- _Prompt_: Throughout the entries below, report every line where "account" is found.

***** Dataset records *****

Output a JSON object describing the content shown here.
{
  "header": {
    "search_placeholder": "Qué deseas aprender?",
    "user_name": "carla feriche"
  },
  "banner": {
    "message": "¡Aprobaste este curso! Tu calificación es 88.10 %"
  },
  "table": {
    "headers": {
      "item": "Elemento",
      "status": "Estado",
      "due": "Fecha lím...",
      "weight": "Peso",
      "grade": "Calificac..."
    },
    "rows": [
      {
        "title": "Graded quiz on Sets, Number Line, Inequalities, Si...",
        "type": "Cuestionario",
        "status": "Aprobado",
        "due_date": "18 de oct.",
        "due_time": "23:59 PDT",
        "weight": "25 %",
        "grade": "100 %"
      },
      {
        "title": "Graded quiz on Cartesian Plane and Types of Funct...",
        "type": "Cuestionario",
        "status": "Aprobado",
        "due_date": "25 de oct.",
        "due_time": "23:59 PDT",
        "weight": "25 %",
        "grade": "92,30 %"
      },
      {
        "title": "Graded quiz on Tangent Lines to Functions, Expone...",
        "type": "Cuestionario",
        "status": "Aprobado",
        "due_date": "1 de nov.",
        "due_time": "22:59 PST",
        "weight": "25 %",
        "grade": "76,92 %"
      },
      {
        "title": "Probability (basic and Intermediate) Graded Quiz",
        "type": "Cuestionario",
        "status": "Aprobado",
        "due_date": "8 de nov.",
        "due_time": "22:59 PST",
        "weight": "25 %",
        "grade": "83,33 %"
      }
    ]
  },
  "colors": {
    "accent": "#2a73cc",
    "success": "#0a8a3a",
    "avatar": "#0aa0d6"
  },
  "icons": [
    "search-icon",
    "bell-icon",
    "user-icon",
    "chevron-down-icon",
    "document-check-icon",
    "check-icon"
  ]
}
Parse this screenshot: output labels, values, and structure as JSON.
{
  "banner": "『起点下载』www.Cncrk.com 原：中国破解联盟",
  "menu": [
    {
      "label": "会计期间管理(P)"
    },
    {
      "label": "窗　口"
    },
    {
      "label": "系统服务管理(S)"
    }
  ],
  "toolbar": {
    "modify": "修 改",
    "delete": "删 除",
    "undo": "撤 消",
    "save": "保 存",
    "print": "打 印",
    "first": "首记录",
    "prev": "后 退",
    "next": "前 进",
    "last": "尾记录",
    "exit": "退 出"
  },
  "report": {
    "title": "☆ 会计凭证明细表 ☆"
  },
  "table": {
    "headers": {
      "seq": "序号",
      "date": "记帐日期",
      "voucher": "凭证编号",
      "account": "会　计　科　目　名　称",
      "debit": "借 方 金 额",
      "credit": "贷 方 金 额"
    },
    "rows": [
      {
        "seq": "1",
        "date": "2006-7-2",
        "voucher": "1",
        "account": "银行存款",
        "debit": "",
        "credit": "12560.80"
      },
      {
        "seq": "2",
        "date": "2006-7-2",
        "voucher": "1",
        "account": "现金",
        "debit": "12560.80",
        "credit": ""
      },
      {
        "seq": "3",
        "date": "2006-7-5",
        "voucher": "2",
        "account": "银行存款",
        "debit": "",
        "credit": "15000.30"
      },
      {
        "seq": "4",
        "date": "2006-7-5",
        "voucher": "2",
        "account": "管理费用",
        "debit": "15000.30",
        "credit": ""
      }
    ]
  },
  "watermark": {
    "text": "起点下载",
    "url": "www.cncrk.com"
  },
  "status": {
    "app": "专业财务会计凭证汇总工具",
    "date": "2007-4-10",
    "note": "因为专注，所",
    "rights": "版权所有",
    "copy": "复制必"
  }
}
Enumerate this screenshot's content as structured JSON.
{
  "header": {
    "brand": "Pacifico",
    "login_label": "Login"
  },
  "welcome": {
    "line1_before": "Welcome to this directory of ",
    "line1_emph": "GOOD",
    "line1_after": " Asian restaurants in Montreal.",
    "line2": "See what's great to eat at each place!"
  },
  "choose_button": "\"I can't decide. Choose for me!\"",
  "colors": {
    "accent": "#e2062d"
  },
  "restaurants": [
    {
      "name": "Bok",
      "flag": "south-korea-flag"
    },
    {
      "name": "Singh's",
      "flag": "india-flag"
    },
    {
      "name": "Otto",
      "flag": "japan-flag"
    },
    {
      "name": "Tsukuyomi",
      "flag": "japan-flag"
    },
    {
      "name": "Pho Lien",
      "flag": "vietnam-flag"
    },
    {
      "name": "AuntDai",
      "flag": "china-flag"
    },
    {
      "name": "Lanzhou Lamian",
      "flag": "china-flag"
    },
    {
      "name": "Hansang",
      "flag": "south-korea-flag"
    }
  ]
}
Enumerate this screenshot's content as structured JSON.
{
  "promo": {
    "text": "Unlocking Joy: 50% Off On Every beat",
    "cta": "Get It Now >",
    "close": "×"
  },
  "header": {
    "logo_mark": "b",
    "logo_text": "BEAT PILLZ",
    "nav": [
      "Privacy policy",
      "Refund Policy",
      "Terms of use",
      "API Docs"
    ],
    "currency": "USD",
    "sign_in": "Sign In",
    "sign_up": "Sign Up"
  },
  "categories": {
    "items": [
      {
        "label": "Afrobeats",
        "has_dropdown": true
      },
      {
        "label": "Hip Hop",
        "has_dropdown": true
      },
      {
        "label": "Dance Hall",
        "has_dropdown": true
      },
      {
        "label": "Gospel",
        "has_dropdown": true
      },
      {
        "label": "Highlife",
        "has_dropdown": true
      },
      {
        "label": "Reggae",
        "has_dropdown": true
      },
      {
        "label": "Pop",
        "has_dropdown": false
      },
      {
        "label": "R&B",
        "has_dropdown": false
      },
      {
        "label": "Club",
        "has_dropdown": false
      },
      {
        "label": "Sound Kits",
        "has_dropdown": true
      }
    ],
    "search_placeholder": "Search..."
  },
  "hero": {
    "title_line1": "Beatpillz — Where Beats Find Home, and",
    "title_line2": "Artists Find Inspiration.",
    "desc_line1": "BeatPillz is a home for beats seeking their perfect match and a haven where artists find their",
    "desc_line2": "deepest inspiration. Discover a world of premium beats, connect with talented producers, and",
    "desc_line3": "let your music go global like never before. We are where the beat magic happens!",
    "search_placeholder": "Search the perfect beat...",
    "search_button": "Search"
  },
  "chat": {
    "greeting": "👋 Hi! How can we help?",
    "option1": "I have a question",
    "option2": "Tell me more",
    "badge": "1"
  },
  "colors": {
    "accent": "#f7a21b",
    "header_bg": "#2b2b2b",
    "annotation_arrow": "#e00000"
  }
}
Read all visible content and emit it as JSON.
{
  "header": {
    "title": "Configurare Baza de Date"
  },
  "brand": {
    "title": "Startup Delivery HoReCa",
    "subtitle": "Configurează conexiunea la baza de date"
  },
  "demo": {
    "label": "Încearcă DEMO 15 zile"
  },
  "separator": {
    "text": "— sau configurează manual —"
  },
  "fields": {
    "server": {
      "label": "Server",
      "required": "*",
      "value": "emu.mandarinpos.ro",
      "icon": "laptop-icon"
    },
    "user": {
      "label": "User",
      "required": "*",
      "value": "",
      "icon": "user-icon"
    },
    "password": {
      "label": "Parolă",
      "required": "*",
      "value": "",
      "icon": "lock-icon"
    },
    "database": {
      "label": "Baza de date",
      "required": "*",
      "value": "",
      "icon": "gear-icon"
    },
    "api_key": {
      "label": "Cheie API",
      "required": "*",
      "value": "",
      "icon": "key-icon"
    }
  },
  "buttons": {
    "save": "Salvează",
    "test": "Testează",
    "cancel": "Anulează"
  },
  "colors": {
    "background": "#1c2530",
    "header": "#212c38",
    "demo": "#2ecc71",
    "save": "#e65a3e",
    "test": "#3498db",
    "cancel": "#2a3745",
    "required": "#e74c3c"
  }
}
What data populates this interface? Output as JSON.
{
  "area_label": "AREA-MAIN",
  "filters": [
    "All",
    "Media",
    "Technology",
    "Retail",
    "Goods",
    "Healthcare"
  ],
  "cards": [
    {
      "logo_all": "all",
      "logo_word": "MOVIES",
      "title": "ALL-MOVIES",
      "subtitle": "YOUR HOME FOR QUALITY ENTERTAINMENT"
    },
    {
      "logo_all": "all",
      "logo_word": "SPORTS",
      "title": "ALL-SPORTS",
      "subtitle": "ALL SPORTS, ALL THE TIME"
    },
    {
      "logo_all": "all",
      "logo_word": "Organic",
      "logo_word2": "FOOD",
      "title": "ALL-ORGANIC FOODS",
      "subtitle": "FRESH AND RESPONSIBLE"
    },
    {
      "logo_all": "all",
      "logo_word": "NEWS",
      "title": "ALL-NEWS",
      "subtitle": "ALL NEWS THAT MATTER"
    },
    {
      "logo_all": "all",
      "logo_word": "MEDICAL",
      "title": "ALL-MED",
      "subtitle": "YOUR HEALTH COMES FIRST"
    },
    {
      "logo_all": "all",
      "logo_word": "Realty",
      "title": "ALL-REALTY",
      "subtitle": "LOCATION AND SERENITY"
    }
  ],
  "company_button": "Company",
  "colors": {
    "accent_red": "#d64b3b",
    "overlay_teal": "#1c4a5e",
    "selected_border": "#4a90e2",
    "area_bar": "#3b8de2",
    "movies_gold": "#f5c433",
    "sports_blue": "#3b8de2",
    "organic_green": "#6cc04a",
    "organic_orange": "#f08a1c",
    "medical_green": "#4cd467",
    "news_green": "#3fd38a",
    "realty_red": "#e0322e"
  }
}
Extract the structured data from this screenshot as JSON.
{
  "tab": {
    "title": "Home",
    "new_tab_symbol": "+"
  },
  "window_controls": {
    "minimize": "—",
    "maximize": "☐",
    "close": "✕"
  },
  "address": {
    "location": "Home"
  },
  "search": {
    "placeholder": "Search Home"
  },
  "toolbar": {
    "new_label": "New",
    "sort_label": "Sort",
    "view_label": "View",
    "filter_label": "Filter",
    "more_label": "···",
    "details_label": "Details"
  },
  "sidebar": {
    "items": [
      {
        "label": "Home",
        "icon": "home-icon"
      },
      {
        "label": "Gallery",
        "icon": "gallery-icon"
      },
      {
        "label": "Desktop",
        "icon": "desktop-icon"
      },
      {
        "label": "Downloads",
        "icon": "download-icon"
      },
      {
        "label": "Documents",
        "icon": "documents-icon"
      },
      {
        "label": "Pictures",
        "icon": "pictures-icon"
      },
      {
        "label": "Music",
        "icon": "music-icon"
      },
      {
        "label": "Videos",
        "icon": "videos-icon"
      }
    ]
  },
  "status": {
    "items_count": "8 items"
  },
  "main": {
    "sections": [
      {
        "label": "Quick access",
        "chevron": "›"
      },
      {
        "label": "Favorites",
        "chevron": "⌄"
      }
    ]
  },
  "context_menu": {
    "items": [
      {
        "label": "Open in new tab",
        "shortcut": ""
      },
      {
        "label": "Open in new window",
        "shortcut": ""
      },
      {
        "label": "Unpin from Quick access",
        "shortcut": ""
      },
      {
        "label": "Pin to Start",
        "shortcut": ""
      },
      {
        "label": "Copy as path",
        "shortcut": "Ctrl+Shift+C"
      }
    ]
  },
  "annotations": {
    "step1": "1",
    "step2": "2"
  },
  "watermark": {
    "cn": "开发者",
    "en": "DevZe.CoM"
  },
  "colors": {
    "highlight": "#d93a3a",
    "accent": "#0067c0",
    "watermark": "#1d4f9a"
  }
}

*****

- _Solution for this problem_:
      "account": "会　计　科　目　名　称",
        "account": "银行存款",
        "account": "现金",
        "account": "银行存款",
        "account": "管理费用",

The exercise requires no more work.